Before the review, the board and principal of the school completed the ERO board assurance statement and self-audit checklists.
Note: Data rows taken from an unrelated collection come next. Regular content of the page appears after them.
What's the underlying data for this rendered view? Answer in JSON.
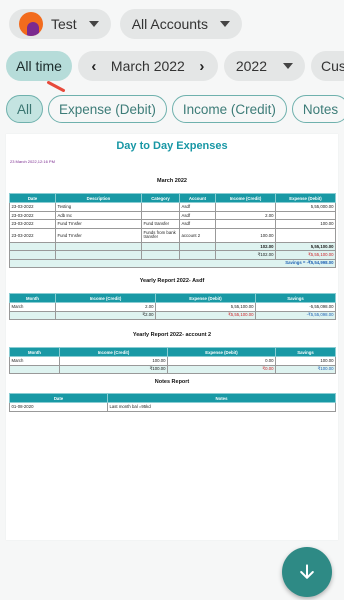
{
  "top": {
    "profile_name": "Test",
    "account_selector": "All Accounts",
    "period": "All time",
    "month": "March 2022",
    "year": "2022",
    "custom_partial": "Cust"
  },
  "filters": [
    "All",
    "Expense (Debit)",
    "Income (Credit)",
    "Notes"
  ],
  "report": {
    "title": "Day to Day Expenses",
    "generated": "23 March 2022,12:16 PM",
    "month_section": {
      "heading": "March 2022",
      "columns": [
        "Date",
        "Description",
        "Category",
        "Account",
        "Income (Credit)",
        "Expense (Debit)"
      ],
      "rows": [
        [
          "23-03-2022",
          "Testing",
          "",
          "Asdf",
          "",
          "5,55,000.00"
        ],
        [
          "23-03-2022",
          "Adb Inc",
          "",
          "Asdf",
          "2.00",
          ""
        ],
        [
          "23-03-2022",
          "Fund Trnsfer",
          "Fund transfer",
          "Asdf",
          "",
          "100.00"
        ],
        [
          "23-03-2022",
          "Fund Trnsfer",
          "Funds from bank transfer",
          "account 2",
          "100.00",
          ""
        ]
      ],
      "total1_income": "102.00",
      "total1_expense": "5,55,100.00",
      "total2_income": "₹102.00",
      "total2_expense": "₹5,55,100.00",
      "savings": "Savings = -₹5,54,998.00"
    },
    "yearly_asdf": {
      "heading": "Yearly Report 2022- Asdf",
      "columns": [
        "Month",
        "Income (Credit)",
        "Expense (Debit)",
        "Savings"
      ],
      "row": [
        "March",
        "2.00",
        "5,55,100.00",
        "-5,55,098.00"
      ],
      "total": [
        "",
        "₹2.00",
        "₹5,55,100.00",
        "-₹5,55,098.00"
      ]
    },
    "yearly_account2": {
      "heading": "Yearly Report 2022- account 2",
      "columns": [
        "Month",
        "Income (Credit)",
        "Expense (Debit)",
        "Savings"
      ],
      "row": [
        "March",
        "100.00",
        "0.00",
        "100.00"
      ],
      "total": [
        "",
        "₹100.00",
        "₹0.00",
        "₹100.00"
      ]
    },
    "notes": {
      "heading": "Notes Report",
      "columns": [
        "Date",
        "Notes"
      ],
      "row": [
        "01-08-2020",
        "Last month bal =95kd"
      ]
    }
  },
  "colors": {
    "accent": "#1999a5",
    "active_pill": "#b6dcd9",
    "fab": "#2e8a85",
    "expense_red": "#d0242a",
    "savings_blue": "#1f62b4"
  },
  "icons": {
    "fab": "arrow-down-icon",
    "prev": "chevron-left-icon",
    "next": "chevron-right-icon"
  }
}
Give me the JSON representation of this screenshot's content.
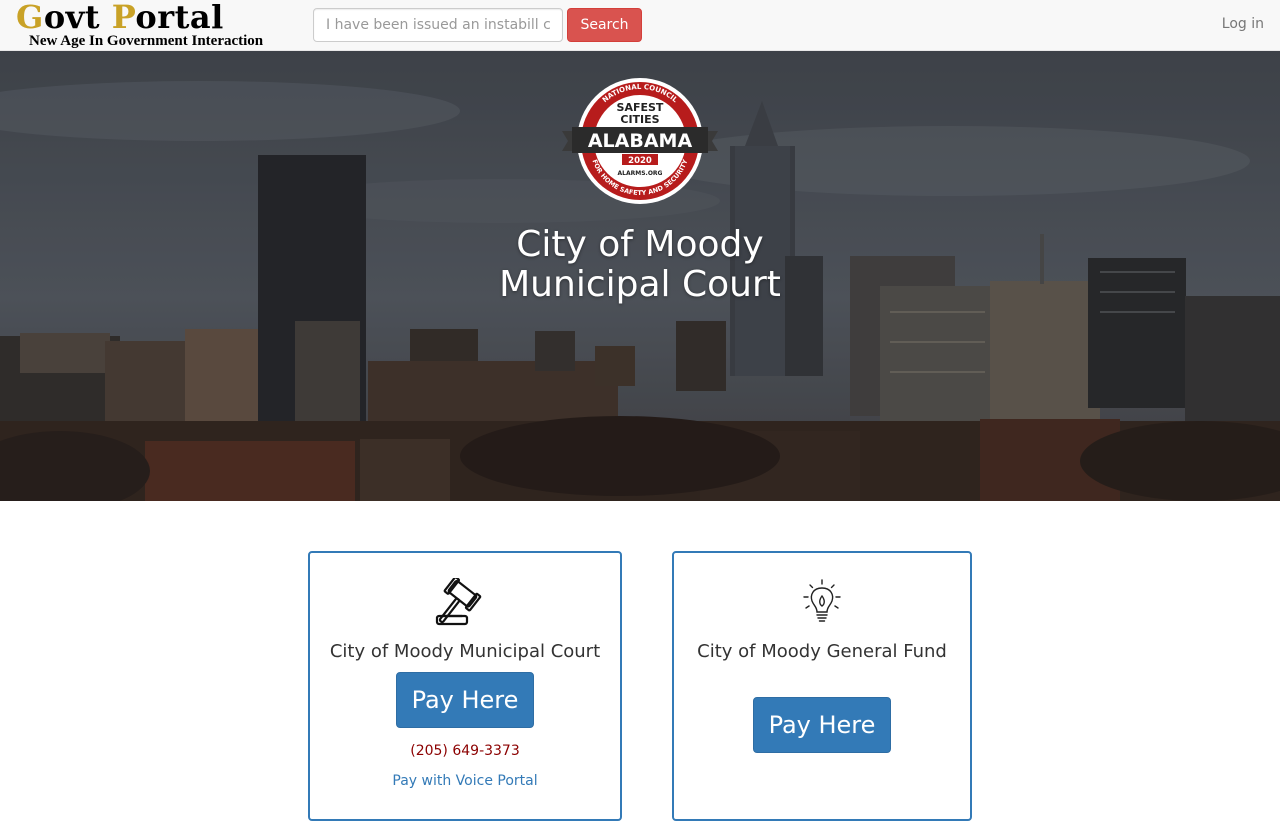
{
  "navbar": {
    "brand_title_first_initial": "G",
    "brand_title_first_rest": "ovt ",
    "brand_title_second_initial": "P",
    "brand_title_second_rest": "ortal",
    "brand_subtitle": "New Age In Government Interaction",
    "search_placeholder": "I have been issued an instabill code",
    "search_button": "Search",
    "login_label": "Log in"
  },
  "hero": {
    "badge": {
      "top_arc": "NATIONAL COUNCIL",
      "line1": "SAFEST",
      "line2": "CITIES",
      "banner": "ALABAMA",
      "year": "2020",
      "site": "ALARMS.ORG",
      "bottom_arc": "FOR HOME SAFETY AND SECURITY"
    },
    "title_line1": "City of Moody",
    "title_line2": "Municipal Court"
  },
  "cards": [
    {
      "icon": "gavel-icon",
      "title": "City of Moody Municipal Court",
      "button": "Pay Here",
      "phone": "(205) 649-3373",
      "voice_link": "Pay with Voice Portal"
    },
    {
      "icon": "lightbulb-icon",
      "title": "City of Moody General Fund",
      "button": "Pay Here"
    }
  ],
  "colors": {
    "brand_gold": "#c9a227",
    "search_red": "#d9534f",
    "primary_blue": "#337ab7",
    "phone_red": "#8b0000"
  }
}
In these documents they attested that they had taken all reasonable steps to meet their legislative obligations related to the following:

  • board administration
  • curriculum
  • management of health, safety and welfare
  • personnel management
  • finance
  • asset management.

During the review, ERO checked the following items because they have a potentially high impact on student safety and wellbeing:

  • emotional safety of students (including prevention of bullying and sexual harassment)
  • physical safety of students
  • teacher registration and certification
  • processes for appointing staff
  • stand down, suspension, expulsion and exclusion of students
  • attendance
  • school policies in relation to meeting the requirements of the Children’s Act 2014.

4 ERO’s Overall Judgement

On the basis of the findings of this review, ERO’s overall evaluation judgement of Chertsey School’s performance in achieving valued outcomes for its students is: Developing

ERO’s Framework: Overall Findings and Judgement Tool derived from School Evaluation Indicators: Effective Practice for Improvement and Learner Success is available on ERO’s website.

5 Going forward

Key strengths of the school

For sustained improvement and future learner success, the school can draw on existing strengths in:

  • reciprocal relationships that ensure teachers and leaders have an extensive knowledge of individual students
  • a values focused approach to all aspects of learning relationships
  • leadership practices with a focus on improving outcomes for learners and the community.

Next steps

For sustained improvement and future learner success, priorities for further development are in:

  • the use of internal evaluation to know the effectiveness of teaching and learning programmes
  • developing a curriculum to reflect current and future-focused practice.

ERO recommends that the New Zealand School Trustees Association (NZSTA) consider providing support for the school in order to bring about improvement to:

  • strengthen knowledge for new trustees in governance systems and practices.

Dr Lesley Patterson

Director Review and Improvement Services Te Tai Tini

Southern Region

13 March 2020

About the school



Ministry of Education profile number


School type

Contributing primary (Years 1-6)

School roll


Gender composition

Female 16, Male 12

Ethnic composition

Māori 3
NZ European/Pākehā 24
Other Ethnicities 1

Students with Ongoing Resourcing Funding (ORS)


Provision of Māori medium education


Review team on site

November 2019

Date of this report

13 March 2020

Most recent ERO report(s)

Education Review August 2016
Education Review June 2012